Your objective: Write down each entry precisely as given.

Material for the task:
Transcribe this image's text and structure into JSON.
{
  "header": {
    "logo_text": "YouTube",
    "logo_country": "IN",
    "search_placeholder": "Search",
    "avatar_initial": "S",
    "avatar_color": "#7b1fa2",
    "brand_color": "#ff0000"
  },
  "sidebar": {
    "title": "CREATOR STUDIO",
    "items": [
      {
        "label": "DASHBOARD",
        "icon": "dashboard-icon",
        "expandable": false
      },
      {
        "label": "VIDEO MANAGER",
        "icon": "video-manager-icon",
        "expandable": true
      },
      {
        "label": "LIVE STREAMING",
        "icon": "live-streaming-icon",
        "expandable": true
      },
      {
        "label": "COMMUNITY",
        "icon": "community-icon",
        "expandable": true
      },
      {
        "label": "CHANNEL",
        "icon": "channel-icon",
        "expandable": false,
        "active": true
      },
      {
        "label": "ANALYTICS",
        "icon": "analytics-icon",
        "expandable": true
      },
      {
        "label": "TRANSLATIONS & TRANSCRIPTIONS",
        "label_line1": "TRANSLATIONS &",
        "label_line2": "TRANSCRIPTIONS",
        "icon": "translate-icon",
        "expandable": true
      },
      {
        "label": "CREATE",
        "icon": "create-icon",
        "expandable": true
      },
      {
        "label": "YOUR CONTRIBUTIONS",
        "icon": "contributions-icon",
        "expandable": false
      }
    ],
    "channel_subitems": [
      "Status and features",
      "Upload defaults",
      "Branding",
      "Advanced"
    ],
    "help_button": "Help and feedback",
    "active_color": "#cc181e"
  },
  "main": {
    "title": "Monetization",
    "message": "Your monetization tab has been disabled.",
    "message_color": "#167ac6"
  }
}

Solution:
Transcribe this image's text and structure into JSON.
{
  "header": {
    "logo_text": "YouTube",
    "logo_country": "IN",
    "search_placeholder": "Search",
    "avatar_initial": "S",
    "avatar_color": "#7b1fa2",
    "brand_color": "#ff0000"
  },
  "sidebar": {
    "title": "CREATOR STUDIO",
    "items": [
      {
        "label": "DASHBOARD",
        "icon": "dashboard-icon",
        "expandable": false
      },
      {
        "label": "VIDEO MANAGER",
        "icon": "video-manager-icon",
        "expandable": true
      },
      {
        "label": "LIVE STREAMING",
        "icon": "live-streaming-icon",
        "expandable": true
      },
      {
        "label": "COMMUNITY",
        "icon": "community-icon",
        "expandable": true
      },
      {
        "label": "CHANNEL",
        "icon": "channel-icon",
        "expandable": false,
        "active": true
      },
      {
        "label": "ANALYTICS",
        "icon": "analytics-icon",
        "expandable": true
      },
      {
        "label": "TRANSLATIONS & TRANSCRIPTIONS",
        "label_line1": "TRANSLATIONS &",
        "label_line2": "TRANSCRIPTIONS",
        "icon": "translate-icon",
        "expandable": true
      },
      {
        "label": "CREATE",
        "icon": "create-icon",
        "expandable": true
      },
      {
        "label": "YOUR CONTRIBUTIONS",
        "icon": "contributions-icon",
        "expandable": false
      }
    ],
    "channel_subitems": [
      "Status and features",
      "Upload defaults",
      "Branding",
      "Advanced"
    ],
    "help_button": "Help and feedback",
    "active_color": "#cc181e"
  },
  "main": {
    "title": "Monetization",
    "message": "Your monetization tab has been disabled.",
    "message_color": "#167ac6"
  }
}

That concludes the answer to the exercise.